doesn't matter had sex
Been bitching to One Two for a couple weeks and curious if anyone else is dealing with this. After seeing zero all summer, I've found 6-7 yellow jacket (ground) nests since mid-October. We've had frost, but current Temps are near record highs. They seem less aggressive than normal, but I did get stung yesterday from a new nest. This one is in the middle of a path I cut last week with a chainsaw, at which time they weren't around. Several of the nests have also been dug up (2 by skunks, 1 by backhoe) and seem to have been repopulated. Comb on top of the ground, hole the size of a softball, and still active. Not sure if this is just temperature related or what, but it seems abnormal and generally sucks.
Edit: Owsley any thoughts?
Love that all the reviews are 5 stars. Definitely be the life of the party.
They must have an ample food source.

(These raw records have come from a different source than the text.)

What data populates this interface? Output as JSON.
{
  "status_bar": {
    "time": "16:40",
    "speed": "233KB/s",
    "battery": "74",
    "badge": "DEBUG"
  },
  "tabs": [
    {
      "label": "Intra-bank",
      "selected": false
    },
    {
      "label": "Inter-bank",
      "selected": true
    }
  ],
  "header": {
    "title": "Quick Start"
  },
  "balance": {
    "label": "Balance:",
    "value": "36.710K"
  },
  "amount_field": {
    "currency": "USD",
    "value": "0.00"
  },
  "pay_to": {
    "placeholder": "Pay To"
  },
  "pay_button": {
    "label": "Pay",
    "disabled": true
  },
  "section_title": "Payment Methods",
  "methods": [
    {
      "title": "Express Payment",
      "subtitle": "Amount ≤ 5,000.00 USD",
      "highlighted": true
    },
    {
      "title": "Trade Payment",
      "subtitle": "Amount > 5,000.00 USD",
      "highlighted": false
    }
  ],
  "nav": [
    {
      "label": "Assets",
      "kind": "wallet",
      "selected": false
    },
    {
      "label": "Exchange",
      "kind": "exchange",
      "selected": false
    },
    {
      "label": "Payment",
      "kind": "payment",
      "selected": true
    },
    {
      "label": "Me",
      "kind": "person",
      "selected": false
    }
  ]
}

If you’ve got pets and their food is outside you’re helping to fuel them.
of late I’ve loved using the shop vac with a little soap and water in the bottom. Note: Setting the hose by the entrance requires some heavy clothing.
No food from us/pets. No fruit trees, yet, so I'm even more befuddled. I do see your logic but am now curious as to whay they're eating. And these bastards are out in the woods. We bought 22 acres joining us last year, and I'm improving access/building a disc golf course. I've A. Never seen so many nests and B. certainly not so late in the year.
Maybe if you have a lot of torn up woods you’ve got more bugs hence thus more jackets
I’ve noticed in FL after hurricanes with a bunch of deadfall they uptick a bit